The Large Pool
This is an optional pool and is specified by using the LARGE_POOL_SIZE initialization parameter. Unlike Shared Pool, Large Pool does not have an LRU list. Hence, Oracle does not attempts to age out the objects in the large pool. The memory to this pool is used and is advisable when any of these instances are configured:
- If the queries use Parallel query slaves. Otherwise memory from the shared pool will be used to cache parallel execution message buffers, or
- Shared Server Configuration is used. Else, the session memory will be used from the Shared Pool, or

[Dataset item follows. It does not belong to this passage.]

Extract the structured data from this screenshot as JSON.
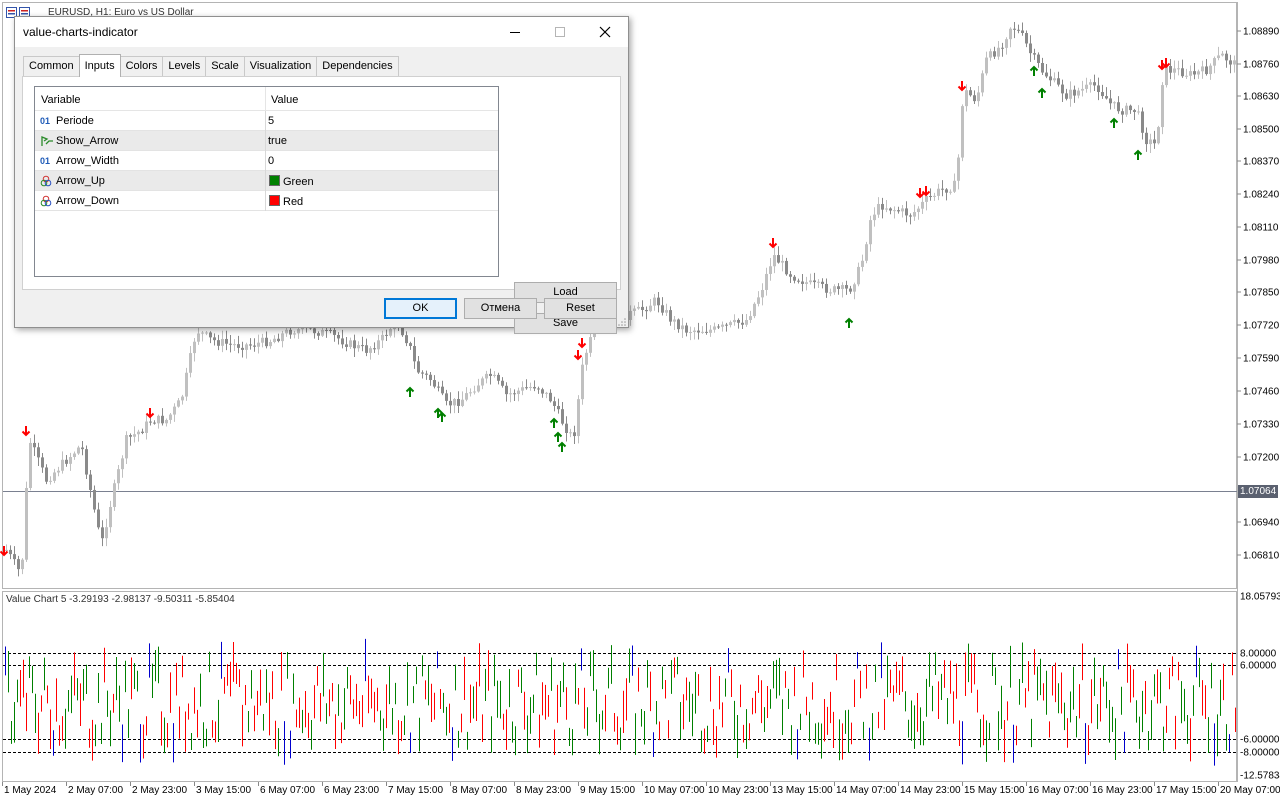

- RMAN is used to take backups. Else memory from the shared pool will be used to cache I/O buffers during backups and recovery operations. Large Pool will only be used during RMAN backup and recovery operation, when either of these two parameters are set: DBWR_IO_SLAVES to non-zero or BACKUP_TAPE_IO_SLAVES to True.
Other Shared Global Area Sections

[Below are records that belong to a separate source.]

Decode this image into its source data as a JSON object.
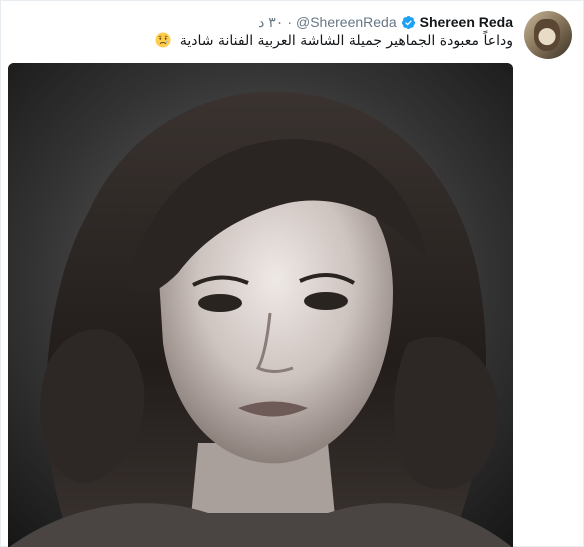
{
  "tweet": {
    "display_name": "Shereen Reda",
    "handle": "@ShereenReda",
    "separator": "·",
    "time": "٣٠ د",
    "text": "وداعاً معبودة الجماهير جميلة الشاشة العربية الفنانة شادية",
    "emoji": "crying-face",
    "verified_color": "#1da1f2",
    "name_color": "#14171a",
    "muted_color": "#657786"
  },
  "icons": {
    "verified": "verified-badge-icon",
    "emoji": "crying-face-emoji"
  }
}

The rest of the SGA is set with other initialization parameters such as:
- LOG_ARCHIVE_BUFFER_SIZE which sets the size of each archival buffer in log file blocks (equivalent to operating system blocks)
- LOG_ARCHIVE_BUFFERS which sets the number of LOG_ARCHIVE_BUFFER_SIZE sections of memory to allocate for archive log writing
- LOG_BUFFER which sets the size of the redo circular buffer.
The PCM Cache in Parallel Server
In the parallel server enabled database, the parameter GC_FILES_TO_LOCKS and GC_DB_LOCKS can control a large if not the largest section of SGA in the parallel server configuration. The PCM (parallel cache management) lock cache is controlled by the GC_FILES_TO_LOCKS parameter that maps the PCM locks to database block buffer size sets of datafile blocks. While the GC_DB_LOCKS sets the maximum number of PCM locks, the locks aren't mapped to an actual cache site until they are mapped to datafile blocks using the GC_FILES_TO_LOCKS parameter. Each cache entry can take up to 115 bytes of memory storage in the SGA, this memory is not taken from other SGA components but is additive.
The PGA and its Contents
The Process Global Area (PGA) contains the user's session variables (session information) and arrays (stack space). Each user is assigned a PGA and in multithreaded server systems, a UGA. The following parameters determine the PGA size:
- OPEN_LINKS – Determines the number of database links that each process can use simultaneously.
- DB_FILES – Sets the soft limit for the number of database files which can be simultaneously accessed by the database (The actual limit is set by the database build parameter MAX_DATABASE_FILES).
- LOG_FILES – Sets the soft limit on the maximum number of log files (redo logs) available for the system (the actual maximum is set by the database build parameter MAX_LOG_FILES and MAX_LOG_GROUPS).
Though not a defined part of the SGA, the user's PGA interacts intimately with the SGA.
The Oracle Instance Processes
The instance consists not only of the SGA and its components, but also the set of processes which interacts with the SGA.
Oracle's processes are listed below:
- DBWn – Database Writer
- LGWR – Log Writer
- SMON – System Monitor
- PMON – Process Monitor
- ARCH – Archiver Process
- RECO – Distributed Transaction Recoverer
- LCKn – Lock Process
- Dnnn – Dispatcher
- Snnn – Servers
- Pnnn – Parallel Query Slave
- LISTENER – TCPIP server
- CKPTxx – Checkpoint
- SNPxx – Snapshot process queues
- QMNxx – Advanced Queueing Processes
- EXTPROC – Callout queues
- ARCHMON – Archive Monitor
- MMON – Memory Monitor
- MMNL – Memory Monitor Light
- MMAN – Background Process
- RBAL – Background Process
- ORBn – Background Process
- OSMB – Background Process
- RVWR – Recovery Writer
- ASMB – Automatic Storage Management
- ARBx – Background Process
- CTWR – Change Tracking Writer
On multi-user capable systems each user process may spawn several sub-processes, depending on the type of activities being done by that process. Depending on how Oracle is configured a single parallel query may start dozens of query slave processes for a single user!